--- Data excerpts ---

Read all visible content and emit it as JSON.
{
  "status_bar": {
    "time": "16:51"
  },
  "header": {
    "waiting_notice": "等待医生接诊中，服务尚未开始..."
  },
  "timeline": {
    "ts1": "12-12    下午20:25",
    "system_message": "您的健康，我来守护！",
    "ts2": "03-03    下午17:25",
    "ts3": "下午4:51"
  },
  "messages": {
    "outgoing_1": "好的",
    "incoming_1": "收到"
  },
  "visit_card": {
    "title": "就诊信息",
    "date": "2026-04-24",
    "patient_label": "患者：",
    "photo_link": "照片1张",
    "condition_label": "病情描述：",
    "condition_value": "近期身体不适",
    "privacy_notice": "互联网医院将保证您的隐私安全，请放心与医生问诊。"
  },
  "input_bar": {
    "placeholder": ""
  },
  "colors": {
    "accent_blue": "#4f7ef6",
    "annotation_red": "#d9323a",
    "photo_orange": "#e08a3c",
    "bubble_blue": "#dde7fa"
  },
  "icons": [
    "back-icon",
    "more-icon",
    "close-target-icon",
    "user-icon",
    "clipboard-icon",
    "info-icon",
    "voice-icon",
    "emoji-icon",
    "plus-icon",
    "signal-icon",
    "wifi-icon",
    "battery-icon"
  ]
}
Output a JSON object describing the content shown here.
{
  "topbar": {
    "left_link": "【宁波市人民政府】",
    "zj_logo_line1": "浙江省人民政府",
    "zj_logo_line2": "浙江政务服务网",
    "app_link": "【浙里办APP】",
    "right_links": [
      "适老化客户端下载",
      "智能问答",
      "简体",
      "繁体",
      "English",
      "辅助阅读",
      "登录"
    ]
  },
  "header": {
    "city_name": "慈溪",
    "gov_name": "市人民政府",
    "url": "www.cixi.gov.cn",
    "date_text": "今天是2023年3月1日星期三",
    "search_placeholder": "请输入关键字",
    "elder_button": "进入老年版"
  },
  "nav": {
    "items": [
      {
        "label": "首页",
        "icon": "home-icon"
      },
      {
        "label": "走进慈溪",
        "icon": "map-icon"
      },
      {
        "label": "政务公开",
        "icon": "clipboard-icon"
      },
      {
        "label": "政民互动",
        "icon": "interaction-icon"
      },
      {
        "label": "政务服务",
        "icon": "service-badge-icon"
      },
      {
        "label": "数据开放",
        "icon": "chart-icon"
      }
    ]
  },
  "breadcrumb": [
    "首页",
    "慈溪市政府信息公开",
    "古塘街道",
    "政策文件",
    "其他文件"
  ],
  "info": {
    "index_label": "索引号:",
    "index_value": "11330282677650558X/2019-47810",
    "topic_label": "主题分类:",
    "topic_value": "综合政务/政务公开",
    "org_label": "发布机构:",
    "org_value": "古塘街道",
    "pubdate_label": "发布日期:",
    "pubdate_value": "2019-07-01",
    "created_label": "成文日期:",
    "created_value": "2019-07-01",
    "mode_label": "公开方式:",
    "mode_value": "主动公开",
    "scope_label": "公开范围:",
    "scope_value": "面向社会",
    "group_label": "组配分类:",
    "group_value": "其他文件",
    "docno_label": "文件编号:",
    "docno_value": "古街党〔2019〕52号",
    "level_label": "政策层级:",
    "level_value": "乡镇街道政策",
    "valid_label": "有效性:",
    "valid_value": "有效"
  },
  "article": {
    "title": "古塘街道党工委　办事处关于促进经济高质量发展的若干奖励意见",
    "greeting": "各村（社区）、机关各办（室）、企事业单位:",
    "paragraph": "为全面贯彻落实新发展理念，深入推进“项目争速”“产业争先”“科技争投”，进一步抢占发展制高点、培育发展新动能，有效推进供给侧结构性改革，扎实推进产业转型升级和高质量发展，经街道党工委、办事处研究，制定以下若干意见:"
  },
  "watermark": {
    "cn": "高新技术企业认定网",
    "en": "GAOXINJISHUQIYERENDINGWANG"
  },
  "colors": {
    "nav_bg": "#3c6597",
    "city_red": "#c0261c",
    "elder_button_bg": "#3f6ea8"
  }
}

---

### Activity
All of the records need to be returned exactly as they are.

### Exercise response
Read all visible content and emit it as JSON.
{
  "status_bar": {
    "time": "16:51"
  },
  "header": {
    "waiting_notice": "等待医生接诊中，服务尚未开始..."
  },
  "timeline": {
    "ts1": "12-12    下午20:25",
    "system_message": "您的健康，我来守护！",
    "ts2": "03-03    下午17:25",
    "ts3": "下午4:51"
  },
  "messages": {
    "outgoing_1": "好的",
    "incoming_1": "收到"
  },
  "visit_card": {
    "title": "就诊信息",
    "date": "2026-04-24",
    "patient_label": "患者：",
    "photo_link": "照片1张",
    "condition_label": "病情描述：",
    "condition_value": "近期身体不适",
    "privacy_notice": "互联网医院将保证您的隐私安全，请放心与医生问诊。"
  },
  "input_bar": {
    "placeholder": ""
  },
  "colors": {
    "accent_blue": "#4f7ef6",
    "annotation_red": "#d9323a",
    "photo_orange": "#e08a3c",
    "bubble_blue": "#dde7fa"
  },
  "icons": [
    "back-icon",
    "more-icon",
    "close-target-icon",
    "user-icon",
    "clipboard-icon",
    "info-icon",
    "voice-icon",
    "emoji-icon",
    "plus-icon",
    "signal-icon",
    "wifi-icon",
    "battery-icon"
  ]
}
Output a JSON object describing the content shown here.
{
  "topbar": {
    "left_link": "【宁波市人民政府】",
    "zj_logo_line1": "浙江省人民政府",
    "zj_logo_line2": "浙江政务服务网",
    "app_link": "【浙里办APP】",
    "right_links": [
      "适老化客户端下载",
      "智能问答",
      "简体",
      "繁体",
      "English",
      "辅助阅读",
      "登录"
    ]
  },
  "header": {
    "city_name": "慈溪",
    "gov_name": "市人民政府",
    "url": "www.cixi.gov.cn",
    "date_text": "今天是2023年3月1日星期三",
    "search_placeholder": "请输入关键字",
    "elder_button": "进入老年版"
  },
  "nav": {
    "items": [
      {
        "label": "首页",
        "icon": "home-icon"
      },
      {
        "label": "走进慈溪",
        "icon": "map-icon"
      },
      {
        "label": "政务公开",
        "icon": "clipboard-icon"
      },
      {
        "label": "政民互动",
        "icon": "interaction-icon"
      },
      {
        "label": "政务服务",
        "icon": "service-badge-icon"
      },
      {
        "label": "数据开放",
        "icon": "chart-icon"
      }
    ]
  },
  "breadcrumb": [
    "首页",
    "慈溪市政府信息公开",
    "古塘街道",
    "政策文件",
    "其他文件"
  ],
  "info": {
    "index_label": "索引号:",
    "index_value": "11330282677650558X/2019-47810",
    "topic_label": "主题分类:",
    "topic_value": "综合政务/政务公开",
    "org_label": "发布机构:",
    "org_value": "古塘街道",
    "pubdate_label": "发布日期:",
    "pubdate_value": "2019-07-01",
    "created_label": "成文日期:",
    "created_value": "2019-07-01",
    "mode_label": "公开方式:",
    "mode_value": "主动公开",
    "scope_label": "公开范围:",
    "scope_value": "面向社会",
    "group_label": "组配分类:",
    "group_value": "其他文件",
    "docno_label": "文件编号:",
    "docno_value": "古街党〔2019〕52号",
    "level_label": "政策层级:",
    "level_value": "乡镇街道政策",
    "valid_label": "有效性:",
    "valid_value": "有效"
  },
  "article": {
    "title": "古塘街道党工委　办事处关于促进经济高质量发展的若干奖励意见",
    "greeting": "各村（社区）、机关各办（室）、企事业单位:",
    "paragraph": "为全面贯彻落实新发展理念，深入推进“项目争速”“产业争先”“科技争投”，进一步抢占发展制高点、培育发展新动能，有效推进供给侧结构性改革，扎实推进产业转型升级和高质量发展，经街道党工委、办事处研究，制定以下若干意见:"
  },
  "watermark": {
    "cn": "高新技术企业认定网",
    "en": "GAOXINJISHUQIYERENDINGWANG"
  },
  "colors": {
    "nav_bg": "#3c6597",
    "city_red": "#c0261c",
    "elder_button_bg": "#3f6ea8"
  }
}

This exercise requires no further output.